| Task brief |
Which lines below contain "this"? Copy every one of them.

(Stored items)

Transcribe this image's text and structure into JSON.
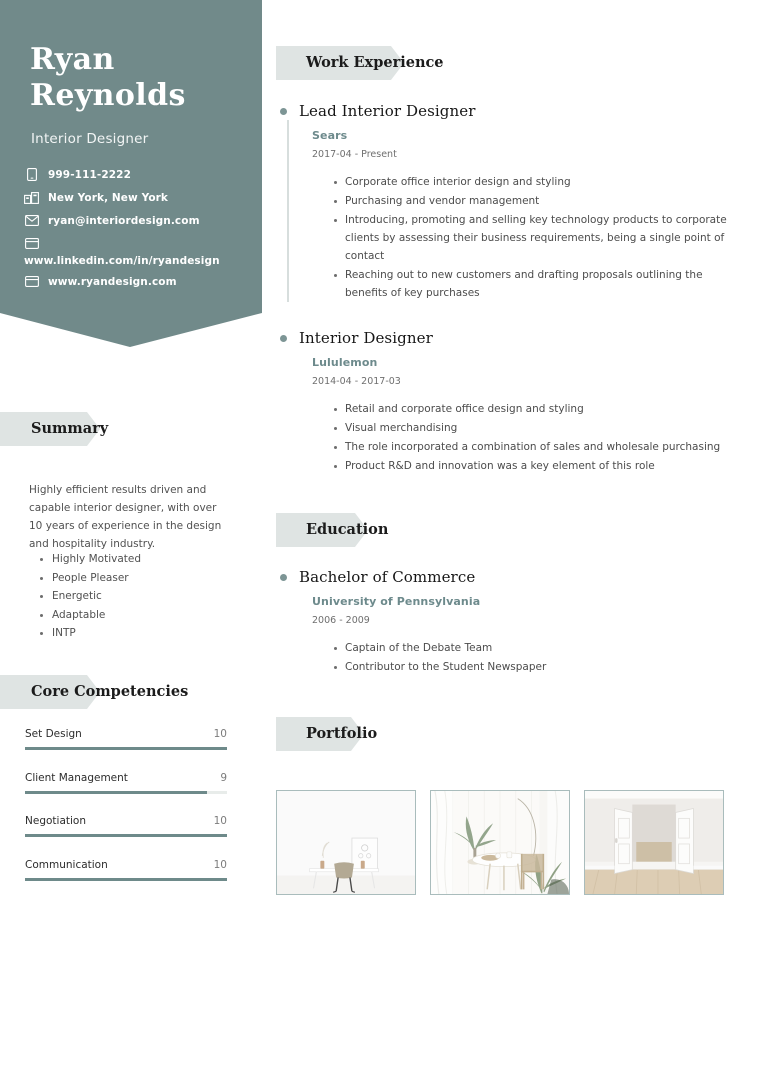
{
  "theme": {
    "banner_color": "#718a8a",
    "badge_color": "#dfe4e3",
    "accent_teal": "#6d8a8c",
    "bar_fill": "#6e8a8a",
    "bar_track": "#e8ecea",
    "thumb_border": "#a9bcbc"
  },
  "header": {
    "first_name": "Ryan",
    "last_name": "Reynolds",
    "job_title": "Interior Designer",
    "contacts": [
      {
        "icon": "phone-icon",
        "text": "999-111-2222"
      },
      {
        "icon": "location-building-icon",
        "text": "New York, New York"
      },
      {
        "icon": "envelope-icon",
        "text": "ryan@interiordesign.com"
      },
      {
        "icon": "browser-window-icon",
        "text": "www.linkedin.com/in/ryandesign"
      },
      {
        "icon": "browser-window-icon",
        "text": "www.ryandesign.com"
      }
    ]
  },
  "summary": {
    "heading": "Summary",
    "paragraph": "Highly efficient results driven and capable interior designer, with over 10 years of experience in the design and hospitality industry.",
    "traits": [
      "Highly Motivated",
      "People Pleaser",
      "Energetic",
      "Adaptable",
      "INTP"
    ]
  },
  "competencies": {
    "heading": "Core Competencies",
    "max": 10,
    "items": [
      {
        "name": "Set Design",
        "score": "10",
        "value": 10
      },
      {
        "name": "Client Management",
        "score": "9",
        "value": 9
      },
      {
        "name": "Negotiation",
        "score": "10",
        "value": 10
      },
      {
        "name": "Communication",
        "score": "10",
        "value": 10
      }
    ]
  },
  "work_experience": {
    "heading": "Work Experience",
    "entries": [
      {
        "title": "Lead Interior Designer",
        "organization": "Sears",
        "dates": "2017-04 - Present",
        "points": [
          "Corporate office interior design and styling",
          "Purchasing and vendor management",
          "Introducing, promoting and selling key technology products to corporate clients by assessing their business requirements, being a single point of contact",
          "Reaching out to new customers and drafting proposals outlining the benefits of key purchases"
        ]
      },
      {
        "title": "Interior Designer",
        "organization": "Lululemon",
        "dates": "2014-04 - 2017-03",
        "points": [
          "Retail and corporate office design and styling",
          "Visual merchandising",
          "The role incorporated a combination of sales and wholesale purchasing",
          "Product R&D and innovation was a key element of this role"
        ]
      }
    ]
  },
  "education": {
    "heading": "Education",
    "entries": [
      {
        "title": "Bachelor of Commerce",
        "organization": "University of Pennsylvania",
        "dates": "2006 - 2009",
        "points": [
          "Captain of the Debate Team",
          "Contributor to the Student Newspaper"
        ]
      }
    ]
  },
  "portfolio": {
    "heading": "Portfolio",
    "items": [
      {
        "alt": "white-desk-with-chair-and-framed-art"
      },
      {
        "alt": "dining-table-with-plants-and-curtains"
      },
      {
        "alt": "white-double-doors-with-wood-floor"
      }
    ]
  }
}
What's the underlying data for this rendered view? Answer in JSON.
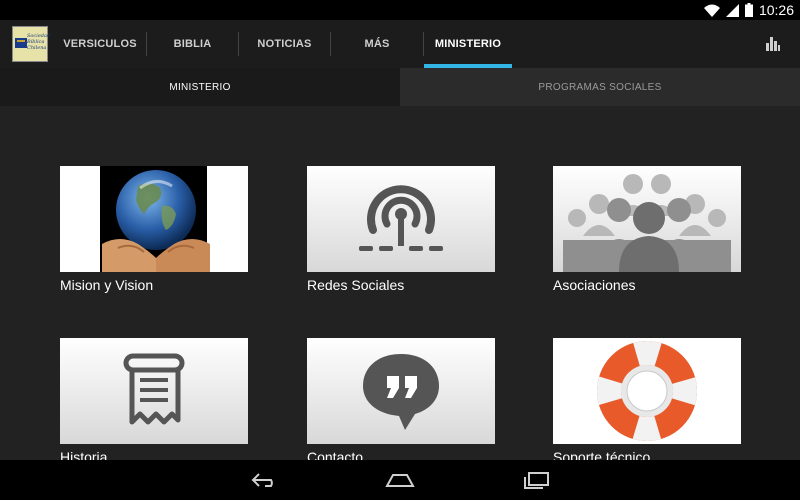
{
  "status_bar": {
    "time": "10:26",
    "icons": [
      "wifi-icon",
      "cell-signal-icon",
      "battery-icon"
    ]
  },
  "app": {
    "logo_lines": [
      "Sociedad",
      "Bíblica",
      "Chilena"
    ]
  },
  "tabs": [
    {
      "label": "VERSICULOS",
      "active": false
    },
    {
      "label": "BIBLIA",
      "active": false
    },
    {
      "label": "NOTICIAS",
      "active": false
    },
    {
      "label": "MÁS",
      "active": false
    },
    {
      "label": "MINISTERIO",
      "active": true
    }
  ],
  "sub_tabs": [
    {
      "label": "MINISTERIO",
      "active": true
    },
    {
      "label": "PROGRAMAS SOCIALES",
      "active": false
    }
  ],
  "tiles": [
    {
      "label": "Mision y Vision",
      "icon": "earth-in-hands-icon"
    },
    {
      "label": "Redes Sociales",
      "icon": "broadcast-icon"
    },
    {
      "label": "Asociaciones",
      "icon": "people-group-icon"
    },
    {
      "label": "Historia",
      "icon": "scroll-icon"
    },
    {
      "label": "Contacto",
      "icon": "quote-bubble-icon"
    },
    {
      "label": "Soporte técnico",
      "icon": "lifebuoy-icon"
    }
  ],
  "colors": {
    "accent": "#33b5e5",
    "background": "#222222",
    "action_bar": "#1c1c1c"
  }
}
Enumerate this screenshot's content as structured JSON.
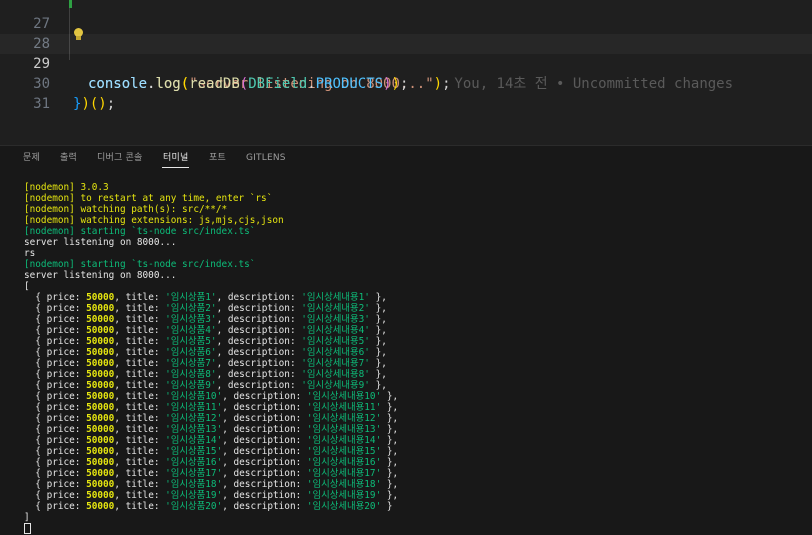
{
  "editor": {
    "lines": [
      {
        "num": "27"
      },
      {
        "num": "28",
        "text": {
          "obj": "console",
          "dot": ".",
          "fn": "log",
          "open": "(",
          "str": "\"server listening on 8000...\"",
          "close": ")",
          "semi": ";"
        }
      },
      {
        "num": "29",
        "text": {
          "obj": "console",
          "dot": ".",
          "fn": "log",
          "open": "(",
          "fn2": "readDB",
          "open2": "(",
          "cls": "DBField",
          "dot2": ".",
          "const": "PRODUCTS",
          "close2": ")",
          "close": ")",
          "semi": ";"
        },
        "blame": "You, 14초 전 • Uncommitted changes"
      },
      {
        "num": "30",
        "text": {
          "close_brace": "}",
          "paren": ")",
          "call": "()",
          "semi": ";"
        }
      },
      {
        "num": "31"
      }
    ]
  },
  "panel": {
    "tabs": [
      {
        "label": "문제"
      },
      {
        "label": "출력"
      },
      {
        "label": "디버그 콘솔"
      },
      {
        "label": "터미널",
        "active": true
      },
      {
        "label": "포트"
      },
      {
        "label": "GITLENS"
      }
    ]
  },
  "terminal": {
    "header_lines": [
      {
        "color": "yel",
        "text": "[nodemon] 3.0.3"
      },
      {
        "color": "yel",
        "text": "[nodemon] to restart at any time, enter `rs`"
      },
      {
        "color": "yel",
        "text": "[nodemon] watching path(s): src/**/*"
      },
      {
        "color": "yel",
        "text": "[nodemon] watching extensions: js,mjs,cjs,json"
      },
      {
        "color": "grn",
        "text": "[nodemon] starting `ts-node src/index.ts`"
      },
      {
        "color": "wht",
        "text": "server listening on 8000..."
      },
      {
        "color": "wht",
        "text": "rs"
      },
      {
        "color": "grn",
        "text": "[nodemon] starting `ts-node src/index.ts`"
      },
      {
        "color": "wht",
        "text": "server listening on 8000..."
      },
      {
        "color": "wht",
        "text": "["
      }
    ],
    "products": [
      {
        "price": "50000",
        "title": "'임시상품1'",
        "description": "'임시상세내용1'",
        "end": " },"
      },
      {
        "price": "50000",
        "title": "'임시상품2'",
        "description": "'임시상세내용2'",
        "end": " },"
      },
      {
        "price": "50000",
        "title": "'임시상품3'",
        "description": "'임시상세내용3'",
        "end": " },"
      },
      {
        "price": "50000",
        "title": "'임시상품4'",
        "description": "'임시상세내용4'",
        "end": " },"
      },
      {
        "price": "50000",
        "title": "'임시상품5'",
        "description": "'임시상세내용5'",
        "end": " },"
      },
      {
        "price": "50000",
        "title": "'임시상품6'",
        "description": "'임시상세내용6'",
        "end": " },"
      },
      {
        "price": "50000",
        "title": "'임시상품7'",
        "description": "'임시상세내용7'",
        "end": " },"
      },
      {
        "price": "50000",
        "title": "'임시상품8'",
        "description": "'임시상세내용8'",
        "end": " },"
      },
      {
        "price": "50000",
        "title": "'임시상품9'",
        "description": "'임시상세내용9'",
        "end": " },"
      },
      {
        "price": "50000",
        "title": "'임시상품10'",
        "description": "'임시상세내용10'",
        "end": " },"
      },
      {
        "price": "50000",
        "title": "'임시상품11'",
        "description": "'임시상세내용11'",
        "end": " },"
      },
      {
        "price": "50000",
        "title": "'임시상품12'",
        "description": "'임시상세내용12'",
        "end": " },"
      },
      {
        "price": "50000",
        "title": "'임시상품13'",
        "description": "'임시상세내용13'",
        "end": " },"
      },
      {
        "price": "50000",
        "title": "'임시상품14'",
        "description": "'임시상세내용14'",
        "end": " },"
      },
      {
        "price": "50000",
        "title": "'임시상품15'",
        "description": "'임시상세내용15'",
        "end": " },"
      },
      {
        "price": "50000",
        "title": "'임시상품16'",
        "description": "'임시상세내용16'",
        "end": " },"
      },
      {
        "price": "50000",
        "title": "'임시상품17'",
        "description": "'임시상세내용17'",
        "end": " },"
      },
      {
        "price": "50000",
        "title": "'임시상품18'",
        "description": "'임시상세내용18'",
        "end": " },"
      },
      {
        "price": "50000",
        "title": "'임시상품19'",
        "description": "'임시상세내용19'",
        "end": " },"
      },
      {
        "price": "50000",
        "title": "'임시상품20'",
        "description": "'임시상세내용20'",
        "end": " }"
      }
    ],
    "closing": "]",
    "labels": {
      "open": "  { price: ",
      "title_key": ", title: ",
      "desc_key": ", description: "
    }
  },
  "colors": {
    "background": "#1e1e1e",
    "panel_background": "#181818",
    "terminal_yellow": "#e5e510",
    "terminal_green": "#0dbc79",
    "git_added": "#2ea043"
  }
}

| Task result |
Transcribe this image's text and structure into JSON.
          "Product R&D and innovation was a key element of this role"
What's the underlying data for this rendered view? Answer in JSON.
Enumerate this screenshot's content as structured JSON.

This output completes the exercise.